The 2014 International and Canadian shortlists for the Griffin Poetry Prize have been announced. They include American Brenda Hillman (wife of Griffin Trust Trustee Robert Hass), American Carl Phillips (Griffin Poetry Prize judge 2010), and sometime-Canadian Anne Carson (shortlisted for the Griffin Poetry Prize in 2001, judge alongside Phillips in 2010). Judges Robert Bringhurst (Canada), Jo Shapcott (UK) and C.D. Wright (USA) each somehow read 539 books of poetry, from 40 countries, including 24 translations, between the annual deadline for submission to the prize (31 December) and the 8 April press release: approximately five and a half books per day.
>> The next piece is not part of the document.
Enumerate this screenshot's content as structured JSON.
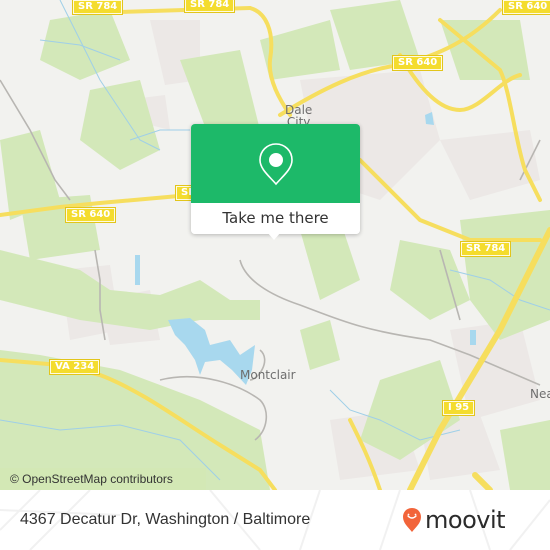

Winning poets in each category will receive CA$65,000, plus CA$10,000 will be awarded to each shortlisted poet, conditional upon said poet attending and participating in the annual readings event, which will take place in Toronto on Wednesday 4 June. According to the Griffin website, prize founder and entrepreneur Scott Griffin, owner of the House of Anansi Press—which has over fourteen years produced eight shortlisted books and three winners—no longer takes part in the selection of judges: ‘To preserve the integrity of the Griffin Poetry Prize.’ Griffin Trust Trustee Robin Robertson may not own Jonathan Cape Ltd, but he is poetry editor and has published books by both Bringhurst and Carson (including the UK edition of her shortlisted book, Red Doc>). We await further connections between the trust, the judges, the poets, and their publishers with anxious optimism.The Griffin Trust tried to put it in context:
RT @ww1lit See how many of the #WW1 poets were connected to each other throughout the course of their lives #OER pic.twitter.com/PIlblfRLUGBut not everyone saw it that way:
— Griffin Poetry Prize (@griffinpoetry) April 24, 2014
@griffinpoetry @ww1lit @Carcanet Good thing they weren't all giving each other prizes.
— Evan Jones (@EvanPJones) April 24, 2014